The average ear of corn has 800 kernels, arranged in 16 rows with one piece of silk for each kernel. One bushel contains about 27,000 kernels. Each tassel on a corn plant releases as many as 5 million grains of pollen. In the 1930s, before machinery was available, a family farmer could harvest 100 bushels of corn by hand in a nine-hour day.

Corn’s an ingredient in more than 3,000 grocery products.  Pick up a can of cat or dog (carnivores) food and read the first ingredient; corn, used as filler to increase corporate profits. Poor critters. The real bummer; almost all grocery corn today is GMO’s (genetically modified organisms) which has not been adequately analyzed by the USDA for future environmental and socio-health and economic impacts of grafting God’s sacred design.
We are the unwitting experiment. The problem of GMO crops birthed an angry tsunami following the U.S. Supreme Court's ill-fated decision in 1980 to allow corporations to patent life.  God's word cautions against adulterating seed, or defiling produce.  Deuteronomy 22:9-11 asserts fields should not be sown with diverse seeds. Man in infantile false hubris shouldn’t bully the hand of our perfect Creator.
Raw and fresh, popped, grilled, or boiled, just eat it. Sorry, Corn Dogs don’t count. But first educate yourself on real foods, and then seek community sources and Farmer’s Markets close to home with a grower who has a faithful moral obedience towards our magnanimous Creator’s directives. Just Say ‘NO’ to unholy GMO’s.  About 80% of grocery produce is GMO. When a German court ordered Monsanto to make public a controversial rat study in 2005, the data upheld claims by prominent scientists who said animals fed GMO corn developed extensive negative health effects in the blood, kidneys and liver and humans eating the corn might be at risk.
The Universe is the author of life and it’s all His—it’s His corn and His wine, His wool and His flax. Though we’re permitted to use them, the ownership remains His and should be used for His service, not Big Ag.
Karma is impending for GMO Jerkonians for forsaking and not obeying His word. Sermon over, so someone please offer up an Amen and pass the garlic- basil butter.

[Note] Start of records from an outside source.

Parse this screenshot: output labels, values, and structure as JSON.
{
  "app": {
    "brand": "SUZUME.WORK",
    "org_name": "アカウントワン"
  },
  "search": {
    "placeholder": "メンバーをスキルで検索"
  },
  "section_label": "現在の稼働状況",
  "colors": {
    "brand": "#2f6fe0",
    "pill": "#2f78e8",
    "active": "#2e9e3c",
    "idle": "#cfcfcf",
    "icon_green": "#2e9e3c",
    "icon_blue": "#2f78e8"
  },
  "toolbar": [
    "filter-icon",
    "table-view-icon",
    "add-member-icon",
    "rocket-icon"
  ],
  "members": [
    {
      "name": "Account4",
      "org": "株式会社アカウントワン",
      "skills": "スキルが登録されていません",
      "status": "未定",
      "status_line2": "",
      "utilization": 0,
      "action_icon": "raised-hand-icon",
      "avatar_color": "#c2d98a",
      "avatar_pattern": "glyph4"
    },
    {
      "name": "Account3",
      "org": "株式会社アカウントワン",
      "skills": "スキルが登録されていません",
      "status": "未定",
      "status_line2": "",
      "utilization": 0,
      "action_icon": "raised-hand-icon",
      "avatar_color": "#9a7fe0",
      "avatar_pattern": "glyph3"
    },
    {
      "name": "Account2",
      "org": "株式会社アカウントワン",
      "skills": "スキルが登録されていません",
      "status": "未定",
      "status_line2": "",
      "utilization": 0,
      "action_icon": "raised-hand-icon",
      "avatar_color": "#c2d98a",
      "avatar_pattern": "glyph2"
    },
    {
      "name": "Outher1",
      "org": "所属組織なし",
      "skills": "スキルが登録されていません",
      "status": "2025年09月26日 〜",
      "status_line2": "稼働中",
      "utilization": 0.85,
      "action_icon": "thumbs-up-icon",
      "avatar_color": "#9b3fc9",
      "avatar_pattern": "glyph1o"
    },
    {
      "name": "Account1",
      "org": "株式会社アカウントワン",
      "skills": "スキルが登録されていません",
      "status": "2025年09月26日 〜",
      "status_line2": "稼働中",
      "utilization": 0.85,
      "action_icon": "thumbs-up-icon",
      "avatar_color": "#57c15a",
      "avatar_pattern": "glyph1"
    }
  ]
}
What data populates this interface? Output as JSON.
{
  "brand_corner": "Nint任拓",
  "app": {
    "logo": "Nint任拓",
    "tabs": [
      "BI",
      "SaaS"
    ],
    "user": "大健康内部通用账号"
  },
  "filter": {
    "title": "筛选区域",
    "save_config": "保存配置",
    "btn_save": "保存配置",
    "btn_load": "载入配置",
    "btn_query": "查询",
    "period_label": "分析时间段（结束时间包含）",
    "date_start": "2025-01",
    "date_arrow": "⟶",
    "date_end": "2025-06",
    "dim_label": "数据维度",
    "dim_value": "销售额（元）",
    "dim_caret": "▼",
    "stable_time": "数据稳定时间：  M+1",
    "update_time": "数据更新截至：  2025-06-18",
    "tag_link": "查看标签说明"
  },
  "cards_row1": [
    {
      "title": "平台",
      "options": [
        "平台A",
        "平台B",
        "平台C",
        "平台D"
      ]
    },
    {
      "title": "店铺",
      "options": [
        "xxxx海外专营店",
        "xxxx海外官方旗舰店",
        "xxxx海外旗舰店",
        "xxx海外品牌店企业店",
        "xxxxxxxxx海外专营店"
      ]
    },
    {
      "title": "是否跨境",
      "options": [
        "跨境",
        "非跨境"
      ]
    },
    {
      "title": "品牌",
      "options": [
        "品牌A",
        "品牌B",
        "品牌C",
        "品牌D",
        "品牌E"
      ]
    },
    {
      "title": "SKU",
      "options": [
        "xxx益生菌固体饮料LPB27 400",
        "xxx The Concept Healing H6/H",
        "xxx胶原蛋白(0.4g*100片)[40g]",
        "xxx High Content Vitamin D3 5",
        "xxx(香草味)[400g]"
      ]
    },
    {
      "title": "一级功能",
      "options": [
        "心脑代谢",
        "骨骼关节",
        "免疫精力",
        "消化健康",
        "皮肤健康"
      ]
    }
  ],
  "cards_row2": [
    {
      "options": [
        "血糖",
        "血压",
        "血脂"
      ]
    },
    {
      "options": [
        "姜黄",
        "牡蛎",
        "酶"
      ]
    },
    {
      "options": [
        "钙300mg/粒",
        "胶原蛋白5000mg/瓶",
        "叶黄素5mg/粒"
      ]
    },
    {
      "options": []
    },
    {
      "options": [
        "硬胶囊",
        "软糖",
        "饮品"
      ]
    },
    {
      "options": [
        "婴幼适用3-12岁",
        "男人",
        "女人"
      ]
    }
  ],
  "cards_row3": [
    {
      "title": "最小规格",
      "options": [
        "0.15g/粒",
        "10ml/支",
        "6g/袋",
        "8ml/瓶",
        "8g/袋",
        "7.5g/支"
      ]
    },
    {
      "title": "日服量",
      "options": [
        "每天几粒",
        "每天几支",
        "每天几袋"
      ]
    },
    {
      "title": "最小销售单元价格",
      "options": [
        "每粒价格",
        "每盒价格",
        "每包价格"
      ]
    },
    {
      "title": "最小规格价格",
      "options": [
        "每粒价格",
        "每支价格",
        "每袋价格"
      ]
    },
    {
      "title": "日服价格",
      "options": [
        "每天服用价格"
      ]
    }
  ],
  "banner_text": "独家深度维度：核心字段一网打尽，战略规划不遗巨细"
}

Saturday, July 2, 2011

No-Mayo Summer Potato Salad

From WISH TV 7-2-11
“Let’s return to the joyous act of cooking from scratch!”

Potato salad asphyxiated in mayonnaise is a red, white, and blue American tradition that causes the pounds to pile up. Plus if you’ve ever read the ingredients labels on aging  grocery store pre-made potato salad, you know inside there’s a stew of harmful preservatives, otherwise it couldn’t stay fresh on the shelf for weeks till you purchase it.  Your friends and family deserve better than that. Try this mayonnaise-free version and the gang will sing your praises

16 Baby Yukon gold potatoes-Don’t forget to wash your spuds! Coarse salt, for boiling water
1 large tomato chopped, save juices
1 cup chopped green onions
4 cloves of minced raw garlic-not powdered
1 cup chopped fresh basil, a couple of handfuls
1/4 cup chopped parsley, a couple of handfuls
3 tablespoons red wine vinegar, eyeball the amount
1/3 cup extra virgin olive oil
Sea Salt and black pepper

*Cut up potatoes to the size you want leaving on the skins.
*Boil about 6-8 minutes depending on the size--just until fork tender: keep them warm
*Add all the ingredients to the warm potatoes. Toss to allow the vinegar to absorb into the potatoes.
*Add oil and gently stir the potatoes taste, and serve.
* Adjust salt and pepper to taste
*Garnish with a sprig of basil leaves